In December 1990, about 40 Afrikaner families, headed by Carel Boshoff, the son-in-law of former South African Prime Minister Hendrik Verwoerd, bought the dilapidated town, which was a construction camp of builders of the Vanderkloof Dam on Orange River for around US$ 200,000. The town was bought from the Department of Water Orania, Northern Cape Affairs, which built the town for the workers building a canal network utilising the water in the Orange River, when the project was completed.


In a conciliatory gesture, then-President Nelson Mandela, visited the town in 1995 to have tea with Betsie Verwoerd, widow of Hendrik Verwoerd. By 2003, Orania had grown to about 750 residents, and local amenities included a holiday resort on the Orange River, a home for senior citizens, two schools, a private hospital and a growing agricultural sector. In November 2005, around 60 Cape Coloured families lodged a land claim with the government, for around 483 hectares (1,190 acres) of land within the town. These families claimed to have lived in the town from 1965, when it was first constructed, up until 1991, when it was sold by the government. The claimants hold that they were forced to leave in 1991, when the town was converted into Orania, and that this constitutes a forced removal in terms of race. The community of Orania opposed the claim. The land claim was settled in December 2006 when the South African government agreed to pay the claimants R2.9 million in compensation.

Orania today

In June 2007, the Afrikaner enclave was visited by the Coloured community of Eersterust, outside Pretoria. The groups met to discuss community development and discussed methods of self-governance. According to visitors the reception was good, and they had "definitely learned from the experience" and experienced no racial tension. The community of Orania gave a donation to the community of Eersterust in support of their nursery school. In 2009, an African National Congress Youth League delegation visited the town. The leader Julius Malema praised the co-operation between residents: "they co-operate instead of working against each other". As of 2011[3], Orania is home to about 900 inhabitants, with around 10,000 registered supporters. Orania has three
residential areas Kleingeluk ("small happiness"), Grootdorp ("big town") and Orania Wes ("Orania West"). In Orania people from all levels of society perform their own manual labour.

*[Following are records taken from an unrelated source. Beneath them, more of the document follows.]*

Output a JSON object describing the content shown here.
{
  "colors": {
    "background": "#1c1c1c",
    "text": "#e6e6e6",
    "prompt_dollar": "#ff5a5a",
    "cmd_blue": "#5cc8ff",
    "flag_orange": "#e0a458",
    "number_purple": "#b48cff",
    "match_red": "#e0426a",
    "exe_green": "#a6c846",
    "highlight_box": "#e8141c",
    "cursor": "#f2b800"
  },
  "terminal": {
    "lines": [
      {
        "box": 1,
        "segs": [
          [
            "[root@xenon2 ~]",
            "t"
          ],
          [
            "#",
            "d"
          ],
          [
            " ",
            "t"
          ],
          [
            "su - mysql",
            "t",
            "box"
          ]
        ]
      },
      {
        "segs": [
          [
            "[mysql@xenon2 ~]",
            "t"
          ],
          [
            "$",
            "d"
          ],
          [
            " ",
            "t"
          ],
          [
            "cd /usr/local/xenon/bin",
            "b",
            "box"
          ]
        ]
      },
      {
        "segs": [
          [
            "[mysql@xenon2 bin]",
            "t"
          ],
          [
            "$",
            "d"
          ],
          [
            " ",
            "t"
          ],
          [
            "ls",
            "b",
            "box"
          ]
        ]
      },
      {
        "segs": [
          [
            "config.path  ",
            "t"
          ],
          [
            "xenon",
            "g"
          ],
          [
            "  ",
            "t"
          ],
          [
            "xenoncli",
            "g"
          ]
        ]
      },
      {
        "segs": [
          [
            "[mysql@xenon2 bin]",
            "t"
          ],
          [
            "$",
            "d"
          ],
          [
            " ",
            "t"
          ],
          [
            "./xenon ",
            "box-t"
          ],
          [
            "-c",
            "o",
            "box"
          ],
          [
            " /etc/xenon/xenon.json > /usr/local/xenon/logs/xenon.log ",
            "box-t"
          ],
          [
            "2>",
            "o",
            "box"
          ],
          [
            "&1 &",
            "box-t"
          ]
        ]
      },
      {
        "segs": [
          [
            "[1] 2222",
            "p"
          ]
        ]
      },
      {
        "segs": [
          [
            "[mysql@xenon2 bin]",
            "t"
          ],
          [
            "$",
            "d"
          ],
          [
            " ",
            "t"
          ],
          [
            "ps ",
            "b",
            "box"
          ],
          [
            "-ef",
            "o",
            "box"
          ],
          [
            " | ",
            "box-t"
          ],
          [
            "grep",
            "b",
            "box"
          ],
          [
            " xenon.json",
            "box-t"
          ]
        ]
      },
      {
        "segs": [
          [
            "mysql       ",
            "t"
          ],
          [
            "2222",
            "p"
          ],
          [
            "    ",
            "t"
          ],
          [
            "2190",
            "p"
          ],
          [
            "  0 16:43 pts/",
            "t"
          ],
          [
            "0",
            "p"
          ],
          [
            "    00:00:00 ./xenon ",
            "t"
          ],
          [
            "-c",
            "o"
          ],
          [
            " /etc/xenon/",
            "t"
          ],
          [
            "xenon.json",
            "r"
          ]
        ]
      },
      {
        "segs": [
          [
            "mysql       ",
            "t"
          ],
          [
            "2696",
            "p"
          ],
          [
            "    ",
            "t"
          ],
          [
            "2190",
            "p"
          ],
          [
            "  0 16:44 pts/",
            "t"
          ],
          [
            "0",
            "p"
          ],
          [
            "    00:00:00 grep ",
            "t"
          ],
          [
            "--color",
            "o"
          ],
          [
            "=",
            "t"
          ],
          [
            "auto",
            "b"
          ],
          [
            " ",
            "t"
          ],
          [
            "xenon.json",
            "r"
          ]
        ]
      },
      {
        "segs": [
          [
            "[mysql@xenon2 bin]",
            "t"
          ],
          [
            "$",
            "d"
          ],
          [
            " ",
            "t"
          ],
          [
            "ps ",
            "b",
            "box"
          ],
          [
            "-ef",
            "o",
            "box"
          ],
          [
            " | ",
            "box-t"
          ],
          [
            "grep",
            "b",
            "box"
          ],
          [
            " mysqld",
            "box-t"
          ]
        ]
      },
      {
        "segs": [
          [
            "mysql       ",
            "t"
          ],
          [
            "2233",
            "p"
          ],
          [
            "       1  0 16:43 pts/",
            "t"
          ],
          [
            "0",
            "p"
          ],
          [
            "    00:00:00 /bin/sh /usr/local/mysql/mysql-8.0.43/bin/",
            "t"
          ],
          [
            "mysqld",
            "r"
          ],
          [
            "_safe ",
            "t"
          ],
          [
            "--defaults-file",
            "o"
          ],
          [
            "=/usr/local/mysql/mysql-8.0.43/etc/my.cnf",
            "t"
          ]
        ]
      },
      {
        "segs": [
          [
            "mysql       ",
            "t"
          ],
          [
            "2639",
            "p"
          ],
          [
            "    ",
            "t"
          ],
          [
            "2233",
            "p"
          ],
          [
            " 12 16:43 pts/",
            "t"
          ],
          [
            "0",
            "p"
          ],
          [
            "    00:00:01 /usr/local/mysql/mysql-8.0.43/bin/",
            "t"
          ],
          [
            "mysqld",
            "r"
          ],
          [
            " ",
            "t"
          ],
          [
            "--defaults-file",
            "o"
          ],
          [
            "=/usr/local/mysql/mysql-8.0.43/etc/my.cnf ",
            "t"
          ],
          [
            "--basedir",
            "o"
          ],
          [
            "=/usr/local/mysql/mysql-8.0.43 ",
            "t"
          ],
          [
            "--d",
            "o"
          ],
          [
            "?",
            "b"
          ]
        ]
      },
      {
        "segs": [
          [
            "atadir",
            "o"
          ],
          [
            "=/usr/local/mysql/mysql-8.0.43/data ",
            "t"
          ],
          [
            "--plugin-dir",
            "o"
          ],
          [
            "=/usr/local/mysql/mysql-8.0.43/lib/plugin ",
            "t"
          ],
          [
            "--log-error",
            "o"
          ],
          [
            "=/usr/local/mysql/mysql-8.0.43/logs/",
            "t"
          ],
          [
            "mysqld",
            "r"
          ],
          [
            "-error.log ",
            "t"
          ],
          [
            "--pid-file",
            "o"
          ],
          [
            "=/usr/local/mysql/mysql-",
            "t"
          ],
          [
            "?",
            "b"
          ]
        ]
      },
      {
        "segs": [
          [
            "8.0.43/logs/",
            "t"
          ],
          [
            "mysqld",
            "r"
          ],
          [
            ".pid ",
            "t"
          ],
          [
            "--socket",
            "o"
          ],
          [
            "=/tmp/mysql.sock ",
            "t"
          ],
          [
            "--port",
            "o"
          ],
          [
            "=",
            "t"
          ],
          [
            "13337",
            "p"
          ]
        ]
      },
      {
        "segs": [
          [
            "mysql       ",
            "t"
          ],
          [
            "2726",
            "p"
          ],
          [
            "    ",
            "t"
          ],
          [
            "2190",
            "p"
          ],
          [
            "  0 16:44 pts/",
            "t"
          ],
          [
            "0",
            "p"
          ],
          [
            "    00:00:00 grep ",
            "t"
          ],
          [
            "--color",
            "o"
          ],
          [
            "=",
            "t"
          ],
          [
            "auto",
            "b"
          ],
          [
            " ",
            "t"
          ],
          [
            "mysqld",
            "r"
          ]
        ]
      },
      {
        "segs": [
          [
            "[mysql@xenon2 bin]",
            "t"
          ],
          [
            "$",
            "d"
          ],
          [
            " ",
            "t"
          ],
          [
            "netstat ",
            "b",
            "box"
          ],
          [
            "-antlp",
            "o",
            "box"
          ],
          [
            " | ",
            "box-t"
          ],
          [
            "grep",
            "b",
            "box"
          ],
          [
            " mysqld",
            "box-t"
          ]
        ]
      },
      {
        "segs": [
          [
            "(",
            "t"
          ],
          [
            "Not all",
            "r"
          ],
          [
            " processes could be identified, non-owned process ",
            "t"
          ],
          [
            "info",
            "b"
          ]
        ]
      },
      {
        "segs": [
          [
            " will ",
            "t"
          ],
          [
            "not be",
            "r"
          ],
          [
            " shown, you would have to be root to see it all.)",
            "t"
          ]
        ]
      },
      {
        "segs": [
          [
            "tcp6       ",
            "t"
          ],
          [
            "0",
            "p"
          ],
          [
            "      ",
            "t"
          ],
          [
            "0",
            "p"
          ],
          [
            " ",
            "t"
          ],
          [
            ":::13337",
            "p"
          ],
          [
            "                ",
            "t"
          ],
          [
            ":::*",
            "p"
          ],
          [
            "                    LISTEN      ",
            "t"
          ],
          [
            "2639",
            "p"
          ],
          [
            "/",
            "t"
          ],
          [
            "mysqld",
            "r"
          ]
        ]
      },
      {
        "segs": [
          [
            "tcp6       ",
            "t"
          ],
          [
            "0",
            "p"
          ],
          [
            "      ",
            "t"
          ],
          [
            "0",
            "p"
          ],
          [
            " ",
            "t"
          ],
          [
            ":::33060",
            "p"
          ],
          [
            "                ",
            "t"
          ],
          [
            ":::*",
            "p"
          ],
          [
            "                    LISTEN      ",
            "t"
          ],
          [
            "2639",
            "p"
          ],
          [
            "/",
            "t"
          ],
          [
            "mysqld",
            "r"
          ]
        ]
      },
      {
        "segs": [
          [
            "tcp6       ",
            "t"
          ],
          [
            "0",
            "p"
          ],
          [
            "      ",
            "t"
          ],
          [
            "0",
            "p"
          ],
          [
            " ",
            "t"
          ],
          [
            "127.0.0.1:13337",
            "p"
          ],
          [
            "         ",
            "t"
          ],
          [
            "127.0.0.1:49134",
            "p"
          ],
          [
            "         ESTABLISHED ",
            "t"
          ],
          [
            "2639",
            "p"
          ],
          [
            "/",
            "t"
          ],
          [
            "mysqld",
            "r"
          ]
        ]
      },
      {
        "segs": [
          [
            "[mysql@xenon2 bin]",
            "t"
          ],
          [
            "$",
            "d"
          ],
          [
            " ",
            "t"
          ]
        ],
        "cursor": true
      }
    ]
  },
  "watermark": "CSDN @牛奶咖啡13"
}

On 14 September 2010 President Jacob Zuma visited Orania. He met with Orania founder Professor Carel Boshoff and his son, Orania mayor Carel Boshoff IV and other community leaders. After the meeting Zuma visited housing projects and several agricultural sites in Orania.

Orania and the Xhosa community of Mnyameni signed a cooperation agreement on 11 December 2012. The objective of the agreement is to assist in the development of own institutions and the transfer of knowledge between the communities in order to reduce their dependency on government initiatives for development.


On Thursday 5 June 1998, Mr. Valli Moosa (then Minister of Constitutional Development in the ANC government) stated in a parliamentary budget debate that, "The ideal of some Afrikaners to develop the North Western Cape as a home for the Afrikaner culture and language within the framework of the Constitution and the Charter of Human Rights is viewed by the government as a legitimate ideal." On 4 July 2007 the town of Orania and the Northern Cape government agreed that the question of Orania's self-government should be discussed at all government levels. In the recent South African general election, 2009, the community decisively voted for the Freedom Front Plus party. Debate surrounding a volkstaat returned to the mainstream media following the murder of AWB leader Eugene Terre'Blanche in April 2010. Boshoff claimed a symbolism of the murder for farm murders that he described as "nothing other than a state of war". Yet, he rejected an invitation to Terre'Blanche's funeral, "I'm not enamoured of him. He chose a path of confrontation, of conflict. We wanted another way." Political parties are not allowed in Orania's local elections.